Excerpts from an interface dataset:
-- -- --

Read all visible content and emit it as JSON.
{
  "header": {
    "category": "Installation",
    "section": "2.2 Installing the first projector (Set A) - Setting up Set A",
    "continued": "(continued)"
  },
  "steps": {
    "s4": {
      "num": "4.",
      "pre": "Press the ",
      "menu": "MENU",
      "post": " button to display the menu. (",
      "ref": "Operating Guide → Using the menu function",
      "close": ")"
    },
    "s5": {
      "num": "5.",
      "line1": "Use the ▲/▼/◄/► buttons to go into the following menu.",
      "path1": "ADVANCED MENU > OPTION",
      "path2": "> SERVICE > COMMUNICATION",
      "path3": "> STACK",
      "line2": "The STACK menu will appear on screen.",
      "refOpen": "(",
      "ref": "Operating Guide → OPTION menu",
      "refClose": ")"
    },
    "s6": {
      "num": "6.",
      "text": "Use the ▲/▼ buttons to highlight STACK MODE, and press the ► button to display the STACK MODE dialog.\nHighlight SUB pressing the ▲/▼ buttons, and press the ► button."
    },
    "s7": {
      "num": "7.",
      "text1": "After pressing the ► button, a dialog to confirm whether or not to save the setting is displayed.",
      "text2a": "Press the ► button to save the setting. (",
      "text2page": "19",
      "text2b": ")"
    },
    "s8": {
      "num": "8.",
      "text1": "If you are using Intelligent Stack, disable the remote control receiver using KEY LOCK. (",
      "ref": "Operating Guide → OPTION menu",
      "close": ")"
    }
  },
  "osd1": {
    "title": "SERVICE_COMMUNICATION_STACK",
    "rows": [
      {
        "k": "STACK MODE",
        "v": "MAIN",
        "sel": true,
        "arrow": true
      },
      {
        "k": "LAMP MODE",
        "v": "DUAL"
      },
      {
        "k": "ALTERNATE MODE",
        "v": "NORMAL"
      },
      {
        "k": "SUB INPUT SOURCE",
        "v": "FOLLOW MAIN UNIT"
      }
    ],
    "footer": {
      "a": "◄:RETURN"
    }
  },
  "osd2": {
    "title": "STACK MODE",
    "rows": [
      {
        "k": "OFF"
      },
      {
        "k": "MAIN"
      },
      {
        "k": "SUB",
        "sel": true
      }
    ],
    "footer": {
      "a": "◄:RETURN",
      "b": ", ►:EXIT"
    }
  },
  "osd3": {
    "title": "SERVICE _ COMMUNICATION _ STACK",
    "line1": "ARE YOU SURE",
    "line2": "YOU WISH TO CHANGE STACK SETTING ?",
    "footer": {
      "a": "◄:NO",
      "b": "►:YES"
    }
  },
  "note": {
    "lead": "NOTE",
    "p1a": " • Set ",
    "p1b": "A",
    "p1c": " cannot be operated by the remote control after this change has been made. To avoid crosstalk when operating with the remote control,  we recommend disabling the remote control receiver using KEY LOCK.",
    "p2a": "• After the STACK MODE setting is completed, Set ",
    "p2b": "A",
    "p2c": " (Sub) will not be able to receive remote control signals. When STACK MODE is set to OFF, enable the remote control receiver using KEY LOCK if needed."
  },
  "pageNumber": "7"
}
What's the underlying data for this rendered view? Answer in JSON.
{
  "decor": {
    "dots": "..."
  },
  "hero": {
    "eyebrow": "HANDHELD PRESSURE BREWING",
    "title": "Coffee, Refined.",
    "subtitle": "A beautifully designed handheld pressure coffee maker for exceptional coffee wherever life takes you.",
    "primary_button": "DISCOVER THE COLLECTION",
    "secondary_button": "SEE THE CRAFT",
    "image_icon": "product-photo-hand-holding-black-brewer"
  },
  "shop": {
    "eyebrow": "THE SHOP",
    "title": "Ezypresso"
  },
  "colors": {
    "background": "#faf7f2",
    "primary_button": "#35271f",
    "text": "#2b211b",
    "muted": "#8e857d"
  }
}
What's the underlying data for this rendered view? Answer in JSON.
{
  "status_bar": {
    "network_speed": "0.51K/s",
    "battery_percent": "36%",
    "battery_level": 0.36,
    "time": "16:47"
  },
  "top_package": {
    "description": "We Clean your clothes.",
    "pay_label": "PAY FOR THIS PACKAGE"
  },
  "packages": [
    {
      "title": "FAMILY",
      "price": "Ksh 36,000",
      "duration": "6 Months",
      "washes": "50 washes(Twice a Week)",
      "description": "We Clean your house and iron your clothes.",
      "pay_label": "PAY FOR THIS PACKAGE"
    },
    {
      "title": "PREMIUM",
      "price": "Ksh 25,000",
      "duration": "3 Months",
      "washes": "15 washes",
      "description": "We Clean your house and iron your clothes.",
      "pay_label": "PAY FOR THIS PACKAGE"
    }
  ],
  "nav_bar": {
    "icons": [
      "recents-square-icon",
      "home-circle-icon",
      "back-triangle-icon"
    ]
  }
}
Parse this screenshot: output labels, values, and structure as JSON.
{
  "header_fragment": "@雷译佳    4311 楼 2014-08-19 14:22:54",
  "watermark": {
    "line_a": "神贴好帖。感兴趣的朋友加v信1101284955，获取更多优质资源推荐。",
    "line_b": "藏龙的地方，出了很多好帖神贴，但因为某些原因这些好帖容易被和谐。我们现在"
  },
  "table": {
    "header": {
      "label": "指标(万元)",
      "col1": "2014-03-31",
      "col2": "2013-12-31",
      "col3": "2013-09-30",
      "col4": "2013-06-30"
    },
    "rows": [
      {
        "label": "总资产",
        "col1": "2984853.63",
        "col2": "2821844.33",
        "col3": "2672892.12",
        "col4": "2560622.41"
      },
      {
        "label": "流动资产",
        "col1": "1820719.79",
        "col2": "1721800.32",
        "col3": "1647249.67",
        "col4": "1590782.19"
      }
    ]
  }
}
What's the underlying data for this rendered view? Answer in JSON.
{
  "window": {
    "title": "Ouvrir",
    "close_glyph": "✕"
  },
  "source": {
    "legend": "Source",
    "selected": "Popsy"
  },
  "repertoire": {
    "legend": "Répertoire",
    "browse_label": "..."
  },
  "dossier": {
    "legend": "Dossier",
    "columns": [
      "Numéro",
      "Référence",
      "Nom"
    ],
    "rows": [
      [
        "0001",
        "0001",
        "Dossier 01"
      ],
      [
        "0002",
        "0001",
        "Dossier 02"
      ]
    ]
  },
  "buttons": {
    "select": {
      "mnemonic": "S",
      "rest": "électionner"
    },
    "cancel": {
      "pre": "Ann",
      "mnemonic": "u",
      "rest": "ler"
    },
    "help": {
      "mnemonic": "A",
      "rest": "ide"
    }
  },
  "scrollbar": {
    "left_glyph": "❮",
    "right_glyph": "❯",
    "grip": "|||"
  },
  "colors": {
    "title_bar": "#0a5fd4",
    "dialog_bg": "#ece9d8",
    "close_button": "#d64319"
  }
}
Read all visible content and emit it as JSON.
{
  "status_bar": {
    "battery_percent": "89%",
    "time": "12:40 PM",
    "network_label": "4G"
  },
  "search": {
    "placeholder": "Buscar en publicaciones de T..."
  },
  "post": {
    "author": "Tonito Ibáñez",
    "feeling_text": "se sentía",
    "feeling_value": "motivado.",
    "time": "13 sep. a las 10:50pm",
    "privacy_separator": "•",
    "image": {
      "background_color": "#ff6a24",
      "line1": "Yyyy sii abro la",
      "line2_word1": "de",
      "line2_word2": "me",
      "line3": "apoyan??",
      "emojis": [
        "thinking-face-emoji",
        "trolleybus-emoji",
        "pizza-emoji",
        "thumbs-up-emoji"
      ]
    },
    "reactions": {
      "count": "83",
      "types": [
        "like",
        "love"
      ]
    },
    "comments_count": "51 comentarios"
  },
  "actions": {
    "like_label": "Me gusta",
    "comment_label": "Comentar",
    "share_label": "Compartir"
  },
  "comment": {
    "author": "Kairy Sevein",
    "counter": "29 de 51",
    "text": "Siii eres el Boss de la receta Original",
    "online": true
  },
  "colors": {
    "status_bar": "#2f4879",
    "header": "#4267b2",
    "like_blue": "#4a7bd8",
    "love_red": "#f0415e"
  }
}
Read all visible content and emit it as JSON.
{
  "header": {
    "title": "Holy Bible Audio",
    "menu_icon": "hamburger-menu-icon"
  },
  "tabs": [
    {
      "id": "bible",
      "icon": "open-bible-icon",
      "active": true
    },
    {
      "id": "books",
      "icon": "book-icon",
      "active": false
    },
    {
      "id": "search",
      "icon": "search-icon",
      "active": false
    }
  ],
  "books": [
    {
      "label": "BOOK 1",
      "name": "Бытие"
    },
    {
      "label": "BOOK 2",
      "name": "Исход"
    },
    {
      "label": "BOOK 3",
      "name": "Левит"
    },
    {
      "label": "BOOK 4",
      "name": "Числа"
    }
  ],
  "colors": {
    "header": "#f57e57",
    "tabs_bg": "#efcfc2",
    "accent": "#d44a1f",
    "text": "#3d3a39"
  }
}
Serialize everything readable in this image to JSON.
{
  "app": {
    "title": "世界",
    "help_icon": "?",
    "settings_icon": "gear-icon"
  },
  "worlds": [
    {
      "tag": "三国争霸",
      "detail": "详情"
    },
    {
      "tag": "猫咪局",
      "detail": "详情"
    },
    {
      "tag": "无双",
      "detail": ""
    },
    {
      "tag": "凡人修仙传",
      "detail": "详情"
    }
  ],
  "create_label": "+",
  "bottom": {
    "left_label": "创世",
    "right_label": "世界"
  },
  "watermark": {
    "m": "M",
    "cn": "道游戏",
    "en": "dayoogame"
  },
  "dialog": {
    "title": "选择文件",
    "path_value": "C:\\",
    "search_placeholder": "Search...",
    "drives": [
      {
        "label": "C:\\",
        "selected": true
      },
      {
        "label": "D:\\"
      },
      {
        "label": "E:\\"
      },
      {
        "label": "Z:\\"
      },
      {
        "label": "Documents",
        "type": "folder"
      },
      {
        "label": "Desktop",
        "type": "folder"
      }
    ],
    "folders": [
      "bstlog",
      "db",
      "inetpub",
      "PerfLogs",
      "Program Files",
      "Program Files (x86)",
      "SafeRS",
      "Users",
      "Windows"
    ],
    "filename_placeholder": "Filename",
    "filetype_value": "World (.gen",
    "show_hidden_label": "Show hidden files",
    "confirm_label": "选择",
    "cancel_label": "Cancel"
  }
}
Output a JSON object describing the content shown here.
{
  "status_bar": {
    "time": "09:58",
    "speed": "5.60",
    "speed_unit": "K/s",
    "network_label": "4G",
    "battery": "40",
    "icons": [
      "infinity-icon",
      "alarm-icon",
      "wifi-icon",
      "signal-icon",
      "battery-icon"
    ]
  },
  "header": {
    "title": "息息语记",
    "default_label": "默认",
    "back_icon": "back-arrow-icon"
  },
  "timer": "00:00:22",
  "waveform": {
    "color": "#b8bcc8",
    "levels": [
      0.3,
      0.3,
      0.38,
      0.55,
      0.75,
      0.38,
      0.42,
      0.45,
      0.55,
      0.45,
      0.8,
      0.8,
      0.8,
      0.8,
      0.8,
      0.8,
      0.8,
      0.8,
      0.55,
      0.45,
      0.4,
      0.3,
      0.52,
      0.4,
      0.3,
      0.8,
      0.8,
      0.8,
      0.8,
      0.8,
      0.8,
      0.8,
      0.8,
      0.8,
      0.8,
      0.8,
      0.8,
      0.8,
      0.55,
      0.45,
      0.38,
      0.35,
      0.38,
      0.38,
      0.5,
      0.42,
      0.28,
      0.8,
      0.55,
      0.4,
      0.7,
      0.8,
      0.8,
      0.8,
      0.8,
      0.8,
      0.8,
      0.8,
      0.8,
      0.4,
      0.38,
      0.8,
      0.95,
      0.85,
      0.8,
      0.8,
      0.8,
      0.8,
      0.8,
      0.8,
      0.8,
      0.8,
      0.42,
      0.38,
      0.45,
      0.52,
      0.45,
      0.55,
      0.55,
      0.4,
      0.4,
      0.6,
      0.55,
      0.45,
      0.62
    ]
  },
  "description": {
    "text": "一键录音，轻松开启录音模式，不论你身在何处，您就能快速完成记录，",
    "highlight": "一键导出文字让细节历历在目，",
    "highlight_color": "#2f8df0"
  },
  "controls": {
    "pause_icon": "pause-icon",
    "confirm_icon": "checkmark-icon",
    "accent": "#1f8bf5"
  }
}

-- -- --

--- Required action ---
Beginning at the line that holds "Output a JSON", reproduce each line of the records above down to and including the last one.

--- Result of this exercise ---
Output a JSON object describing the content shown here.
{
  "status_bar": {
    "time": "09:58",
    "speed": "5.60",
    "speed_unit": "K/s",
    "network_label": "4G",
    "battery": "40",
    "icons": [
      "infinity-icon",
      "alarm-icon",
      "wifi-icon",
      "signal-icon",
      "battery-icon"
    ]
  },
  "header": {
    "title": "息息语记",
    "default_label": "默认",
    "back_icon": "back-arrow-icon"
  },
  "timer": "00:00:22",
  "waveform": {
    "color": "#b8bcc8",
    "levels": [
      0.3,
      0.3,
      0.38,
      0.55,
      0.75,
      0.38,
      0.42,
      0.45,
      0.55,
      0.45,
      0.8,
      0.8,
      0.8,
      0.8,
      0.8,
      0.8,
      0.8,
      0.8,
      0.55,
      0.45,
      0.4,
      0.3,
      0.52,
      0.4,
      0.3,
      0.8,
      0.8,
      0.8,
      0.8,
      0.8,
      0.8,
      0.8,
      0.8,
      0.8,
      0.8,
      0.8,
      0.8,
      0.8,
      0.55,
      0.45,
      0.38,
      0.35,
      0.38,
      0.38,
      0.5,
      0.42,
      0.28,
      0.8,
      0.55,
      0.4,
      0.7,
      0.8,
      0.8,
      0.8,
      0.8,
      0.8,
      0.8,
      0.8,
      0.8,
      0.4,
      0.38,
      0.8,
      0.95,
      0.85,
      0.8,
      0.8,
      0.8,
      0.8,
      0.8,
      0.8,
      0.8,
      0.8,
      0.42,
      0.38,
      0.45,
      0.52,
      0.45,
      0.55,
      0.55,
      0.4,
      0.4,
      0.6,
      0.55,
      0.45,
      0.62
    ]
  },
  "description": {
    "text": "一键录音，轻松开启录音模式，不论你身在何处，您就能快速完成记录，",
    "highlight": "一键导出文字让细节历历在目，",
    "highlight_color": "#2f8df0"
  },
  "controls": {
    "pause_icon": "pause-icon",
    "confirm_icon": "checkmark-icon",
    "accent": "#1f8bf5"
  }
}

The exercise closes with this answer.